**Directions for this task**
The answer should consist of each line from the data below that includes "name".

**Information shown**
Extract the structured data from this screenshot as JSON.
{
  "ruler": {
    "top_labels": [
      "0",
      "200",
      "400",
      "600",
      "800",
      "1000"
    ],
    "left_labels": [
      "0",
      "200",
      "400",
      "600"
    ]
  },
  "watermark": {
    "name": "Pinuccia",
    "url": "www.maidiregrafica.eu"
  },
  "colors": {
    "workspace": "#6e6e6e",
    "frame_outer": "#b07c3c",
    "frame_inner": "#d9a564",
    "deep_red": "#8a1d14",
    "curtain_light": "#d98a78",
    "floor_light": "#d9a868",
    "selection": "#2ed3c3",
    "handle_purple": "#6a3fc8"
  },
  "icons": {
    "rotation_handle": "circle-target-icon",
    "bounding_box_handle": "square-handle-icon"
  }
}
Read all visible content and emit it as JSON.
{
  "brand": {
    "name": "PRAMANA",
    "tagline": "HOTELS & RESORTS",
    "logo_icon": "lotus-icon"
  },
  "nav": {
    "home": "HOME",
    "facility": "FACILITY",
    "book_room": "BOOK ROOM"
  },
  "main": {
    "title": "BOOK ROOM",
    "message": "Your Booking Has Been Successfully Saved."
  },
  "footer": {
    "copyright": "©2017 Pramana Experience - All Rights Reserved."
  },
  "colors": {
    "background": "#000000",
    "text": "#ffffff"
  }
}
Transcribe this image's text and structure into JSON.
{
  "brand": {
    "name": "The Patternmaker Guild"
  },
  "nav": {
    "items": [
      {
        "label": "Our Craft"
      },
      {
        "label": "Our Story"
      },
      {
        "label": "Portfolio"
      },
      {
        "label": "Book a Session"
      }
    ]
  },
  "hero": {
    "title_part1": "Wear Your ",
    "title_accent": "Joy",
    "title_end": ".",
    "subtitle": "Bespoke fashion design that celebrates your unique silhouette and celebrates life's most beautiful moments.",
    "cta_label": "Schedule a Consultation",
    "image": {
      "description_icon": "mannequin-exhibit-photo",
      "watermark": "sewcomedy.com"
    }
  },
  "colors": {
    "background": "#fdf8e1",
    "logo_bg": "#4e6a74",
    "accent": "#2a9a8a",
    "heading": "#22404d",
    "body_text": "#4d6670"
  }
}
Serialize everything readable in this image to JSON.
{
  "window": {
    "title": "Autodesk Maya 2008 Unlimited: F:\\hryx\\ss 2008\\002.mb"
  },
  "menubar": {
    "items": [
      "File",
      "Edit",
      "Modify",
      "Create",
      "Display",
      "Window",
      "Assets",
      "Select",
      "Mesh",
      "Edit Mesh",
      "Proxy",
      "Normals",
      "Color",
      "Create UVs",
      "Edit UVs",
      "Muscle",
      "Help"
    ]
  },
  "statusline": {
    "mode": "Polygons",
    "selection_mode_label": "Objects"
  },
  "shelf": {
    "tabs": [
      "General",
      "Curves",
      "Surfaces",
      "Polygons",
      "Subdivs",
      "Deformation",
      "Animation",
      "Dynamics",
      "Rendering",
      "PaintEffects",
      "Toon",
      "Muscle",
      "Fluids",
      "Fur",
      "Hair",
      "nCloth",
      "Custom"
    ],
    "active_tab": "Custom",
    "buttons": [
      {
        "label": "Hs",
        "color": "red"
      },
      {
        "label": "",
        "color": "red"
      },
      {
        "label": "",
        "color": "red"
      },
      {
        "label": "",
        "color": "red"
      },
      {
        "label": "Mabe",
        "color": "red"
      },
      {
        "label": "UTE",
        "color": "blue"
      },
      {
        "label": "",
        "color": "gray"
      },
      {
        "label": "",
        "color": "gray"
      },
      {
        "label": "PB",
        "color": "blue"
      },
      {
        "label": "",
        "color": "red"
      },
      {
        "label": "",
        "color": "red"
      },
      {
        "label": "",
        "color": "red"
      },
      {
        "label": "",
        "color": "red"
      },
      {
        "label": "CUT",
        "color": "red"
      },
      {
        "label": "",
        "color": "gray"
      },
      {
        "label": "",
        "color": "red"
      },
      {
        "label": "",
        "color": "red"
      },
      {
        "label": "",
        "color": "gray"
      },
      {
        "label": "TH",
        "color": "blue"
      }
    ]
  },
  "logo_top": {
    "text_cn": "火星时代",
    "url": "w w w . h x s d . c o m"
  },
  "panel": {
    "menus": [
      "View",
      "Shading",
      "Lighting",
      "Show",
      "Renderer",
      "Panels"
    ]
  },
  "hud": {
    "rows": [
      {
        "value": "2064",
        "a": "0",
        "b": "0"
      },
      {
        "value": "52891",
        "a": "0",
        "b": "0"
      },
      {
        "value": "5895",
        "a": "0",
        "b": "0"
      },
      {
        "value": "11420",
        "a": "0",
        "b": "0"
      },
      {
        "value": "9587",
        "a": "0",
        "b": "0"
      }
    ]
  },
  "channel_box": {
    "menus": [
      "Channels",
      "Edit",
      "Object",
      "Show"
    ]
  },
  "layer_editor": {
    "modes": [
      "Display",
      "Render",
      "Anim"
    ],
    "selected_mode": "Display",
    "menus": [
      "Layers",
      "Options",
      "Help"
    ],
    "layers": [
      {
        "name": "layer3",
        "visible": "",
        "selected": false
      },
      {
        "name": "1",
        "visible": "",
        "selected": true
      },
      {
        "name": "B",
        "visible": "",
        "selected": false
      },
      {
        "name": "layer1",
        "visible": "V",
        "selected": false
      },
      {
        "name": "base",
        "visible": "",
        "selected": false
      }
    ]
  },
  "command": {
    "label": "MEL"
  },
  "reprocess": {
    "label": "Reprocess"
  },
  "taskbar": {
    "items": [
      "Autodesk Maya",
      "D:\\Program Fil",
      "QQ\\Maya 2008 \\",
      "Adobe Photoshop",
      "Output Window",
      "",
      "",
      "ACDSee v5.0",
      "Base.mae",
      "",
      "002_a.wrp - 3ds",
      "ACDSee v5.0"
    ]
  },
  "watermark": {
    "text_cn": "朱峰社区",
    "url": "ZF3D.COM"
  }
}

**Exercise answer**
    "name": "Pinuccia",
    "name": "PRAMANA",
    "name": "The Patternmaker Guild"
        "name": "layer3",
        "name": "1",
        "name": "B",
        "name": "layer1",
        "name": "base",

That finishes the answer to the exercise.